**Task prompt:** Your response must consist of the listing below, repeated exactly.

**Extracted data:**
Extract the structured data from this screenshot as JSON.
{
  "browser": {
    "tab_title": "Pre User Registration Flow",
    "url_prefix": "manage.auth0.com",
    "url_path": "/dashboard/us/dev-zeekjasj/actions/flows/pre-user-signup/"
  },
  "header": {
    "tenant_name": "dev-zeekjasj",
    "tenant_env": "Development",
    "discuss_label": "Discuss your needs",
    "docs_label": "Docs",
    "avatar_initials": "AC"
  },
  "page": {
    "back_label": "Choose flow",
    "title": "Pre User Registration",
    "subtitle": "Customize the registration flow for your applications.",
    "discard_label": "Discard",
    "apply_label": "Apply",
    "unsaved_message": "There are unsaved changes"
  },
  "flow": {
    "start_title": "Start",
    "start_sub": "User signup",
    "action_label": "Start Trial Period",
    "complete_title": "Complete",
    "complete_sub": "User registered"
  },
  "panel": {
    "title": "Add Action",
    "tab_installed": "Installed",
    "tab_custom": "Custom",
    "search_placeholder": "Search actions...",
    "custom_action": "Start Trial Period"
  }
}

**Output of the task:**
Extract the structured data from this screenshot as JSON.
{
  "browser": {
    "tab_title": "Pre User Registration Flow",
    "url_prefix": "manage.auth0.com",
    "url_path": "/dashboard/us/dev-zeekjasj/actions/flows/pre-user-signup/"
  },
  "header": {
    "tenant_name": "dev-zeekjasj",
    "tenant_env": "Development",
    "discuss_label": "Discuss your needs",
    "docs_label": "Docs",
    "avatar_initials": "AC"
  },
  "page": {
    "back_label": "Choose flow",
    "title": "Pre User Registration",
    "subtitle": "Customize the registration flow for your applications.",
    "discard_label": "Discard",
    "apply_label": "Apply",
    "unsaved_message": "There are unsaved changes"
  },
  "flow": {
    "start_title": "Start",
    "start_sub": "User signup",
    "action_label": "Start Trial Period",
    "complete_title": "Complete",
    "complete_sub": "User registered"
  },
  "panel": {
    "title": "Add Action",
    "tab_installed": "Installed",
    "tab_custom": "Custom",
    "search_placeholder": "Search actions...",
    "custom_action": "Start Trial Period"
  }
}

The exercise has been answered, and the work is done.